Shaani also pointed out the coincidence that consumers only seemed to get SMS on "hot deals" after signing up for a card.

"The modus operandi is the same. Card users would be promoted a free spa, time share packages or such by some establishments and when they reach there, they would be forced to subscribe for the service for a year or two," he said.

Shaani also added that most who bought into the gimmick claimed that no packages were available upon arrival.

And besides being given cryptic omens about their health and so forth, they were also persuaded to buy products as there were bouncers present.

"We have been calling the authorities to clamp down on this unfair practice for a long time. Even though Bank Negara and the Domestic Trade and Consumer Affairs Ministry met and discussed a proposal two months ago to empower banks to withold transactions once card users retract purchases, until now there's been no word from them," he said.

Shaani added that for the first three months of the year, there were already some 50 complaints against banks refusing to cancel such transactions.

Meanwhile, he said banks were increasingly allowing credit cards to be used for long term debts such as down payments on homes, investment schemes, gym memberships, time share packages, medical plans and other subscriptions that stretch over a year or two to pay and cost thousands of ringgit.

He also pointed out that many fitness centres swiped cards for membership fees for branches which had either closed down or had yet to open.

Packages also cite promotions applicable for cardholders from certain banks only.

Last year alone there were 50 of the 125 reports on fitness centres named.

Besides that, the NCCC also received 80 credit card reports on gyms and fitness centres in 2007 alone, some of which had shutdown altogether but banks continued to bill card holders.

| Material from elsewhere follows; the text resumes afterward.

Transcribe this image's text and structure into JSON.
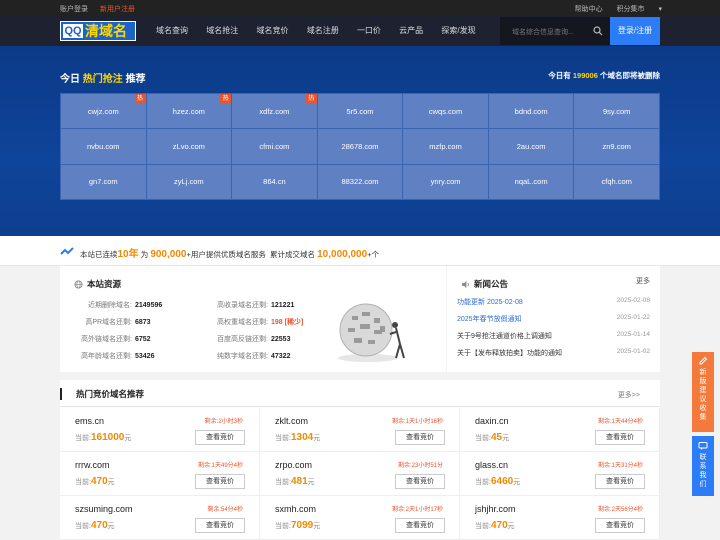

"Despite being informed, banks are still billing and sending legal notices to members of these phantom gyms. Why should the onus be on the consumer to prove that the establishment was up and running. Shouldn't the banks investigate a company or individual agreeing to be their service provider?

"The crux of all these issues is why should banks care when they are getting a service charge of two to three per cent as well as interest on subsequent late payment?

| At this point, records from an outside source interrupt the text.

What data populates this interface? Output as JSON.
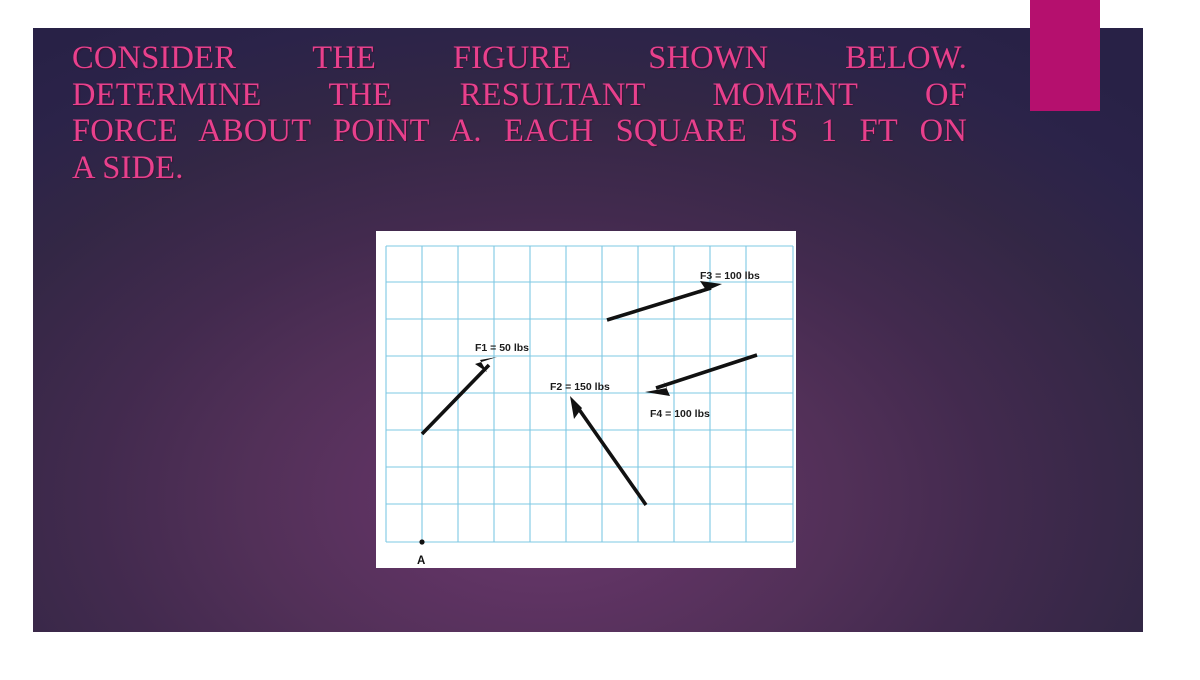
{
  "slide": {
    "background_center_color": "#5E3362",
    "background_edge_color": "#2B2349",
    "accent_rect_color": "#B5106E",
    "title_color": "#E8408C"
  },
  "title": {
    "full_text": "CONSIDER THE FIGURE SHOWN BELOW. DETERMINE THE RESULTANT MOMENT OF FORCE ABOUT POINT A. EACH SQUARE IS 1 FT ON A SIDE.",
    "lines": [
      "CONSIDER THE FIGURE SHOWN BELOW.",
      "DETERMINE THE RESULTANT MOMENT OF",
      "FORCE ABOUT POINT A. EACH SQUARE IS 1 FT ON",
      "A SIDE."
    ]
  },
  "figure": {
    "grid": {
      "cell_size_label": "1 ft",
      "columns": 11,
      "rows": 8,
      "line_color": "#7EC8E3",
      "background_color": "#FFFFFF"
    },
    "origin_point": {
      "label": "A",
      "grid_x": 1,
      "grid_y": 0
    },
    "forces": [
      {
        "name": "F1",
        "label": "F1 = 50 lbs",
        "magnitude": 50,
        "unit": "lbs",
        "tail_grid": [
          1,
          3
        ],
        "head_grid": [
          3.1,
          5.15
        ],
        "direction": "up-right"
      },
      {
        "name": "F2",
        "label": "F2 = 150 lbs",
        "magnitude": 150,
        "unit": "lbs",
        "tail_grid": [
          7.2,
          1.05
        ],
        "head_grid": [
          5.1,
          4.05
        ],
        "direction": "up-left"
      },
      {
        "name": "F3",
        "label": "F3 = 100 lbs",
        "magnitude": 100,
        "unit": "lbs",
        "tail_grid": [
          6.15,
          6.15
        ],
        "head_grid": [
          9.35,
          7.15
        ],
        "direction": "up-right"
      },
      {
        "name": "F4",
        "label": "F4 = 100 lbs",
        "magnitude": 100,
        "unit": "lbs",
        "tail_grid": [
          10.3,
          5.2
        ],
        "head_grid": [
          7.2,
          4.15
        ],
        "direction": "down-left"
      }
    ]
  }
}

"Why should the institution cancel one's debt when they can continue receiving money from a person?" asked Shaani.



NST Online Local News
2009/04/04
The choice is yours, but don't be fleeced

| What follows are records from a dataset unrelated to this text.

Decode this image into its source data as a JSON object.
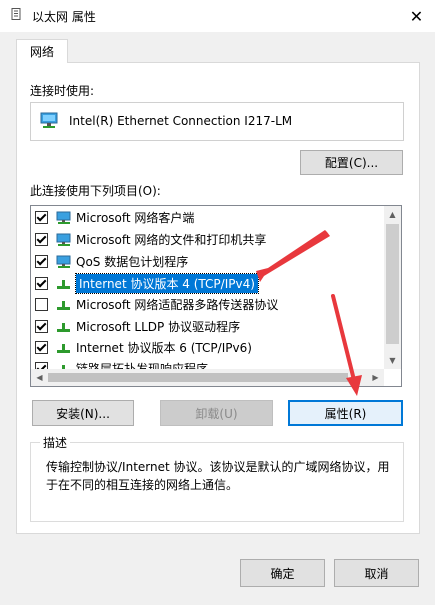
{
  "window": {
    "title": "以太网 属性",
    "close_glyph": "✕"
  },
  "tabs": [
    {
      "label": "网络"
    }
  ],
  "connect_using": {
    "label": "连接时使用:",
    "adapter": "Intel(R) Ethernet Connection I217-LM"
  },
  "buttons": {
    "configure": "配置(C)...",
    "install": "安装(N)...",
    "uninstall": "卸载(U)",
    "properties": "属性(R)",
    "ok": "确定",
    "cancel": "取消"
  },
  "items_label": "此连接使用下列项目(O):",
  "items": [
    {
      "label": "Microsoft 网络客户端",
      "checked": true,
      "icon": "network-client-icon"
    },
    {
      "label": "Microsoft 网络的文件和打印机共享",
      "checked": true,
      "icon": "network-share-icon"
    },
    {
      "label": "QoS 数据包计划程序",
      "checked": true,
      "icon": "network-service-icon"
    },
    {
      "label": "Internet 协议版本 4 (TCP/IPv4)",
      "checked": true,
      "icon": "protocol-icon",
      "selected": true
    },
    {
      "label": "Microsoft 网络适配器多路传送器协议",
      "checked": false,
      "icon": "protocol-icon"
    },
    {
      "label": "Microsoft LLDP 协议驱动程序",
      "checked": true,
      "icon": "protocol-icon"
    },
    {
      "label": "Internet 协议版本 6 (TCP/IPv6)",
      "checked": true,
      "icon": "protocol-icon"
    },
    {
      "label": "链路层拓扑发现响应程序",
      "checked": true,
      "icon": "protocol-icon"
    }
  ],
  "description": {
    "title": "描述",
    "text": "传输控制协议/Internet 协议。该协议是默认的广域网络协议，用于在不同的相互连接的网络上通信。"
  },
  "colors": {
    "accent": "#0078d7",
    "annotation_arrow": "#e8383d"
  }
}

WHILE it makes good consumer sense to gather and share information online, it makes good sense for the consumer to be wary.

Since anyone using the Internet can become an influencer, there is also the possibility of brand owners exploiting the channels, says Muhammad Shaani Abdullah, chief executive of the National Consumer Complaints Centre (NCCC) .

"With the new media, it is easy to convince others to believe something which may or may not be true.

"Therefore, consumers must exercise caution and be alert whether materials posted on online channels are credible."

Going online to seek information and share their knowledge with other users of products and services is good consumer practice, says Paul Selvaraj, chief executive officer of Consumer Research and Resource Centre.
The Web provides a platform for consumers to take on a more active and creative role in consumerism. Selvaraj feels people trusting a stranger's recommendation online is not necessarily bad.

Rather than believing in strangers, he says, consumers are trusting experienced users who are stating their views without any agenda, he says.

Nonetheless, Selvaraj also cautions Internet users not to take everything they read and see online as the absolute truth

"It is always good that people refer to consumer watchdog groups which take on a neutral stand. This can be good reference point for consumers.

"Online magazines like Choice, which provides unbiased trusted information, can be a good referral point."

As information is shared on a global scale, consumers can easily learn about a product from someone across the globe even before the product comes to their country. "They then become more aware of the quality of the product."

With products and services coming under a higher level of scrutiny, Selvaraj says companies and brand owners have to be more transparent and honest in their advertising.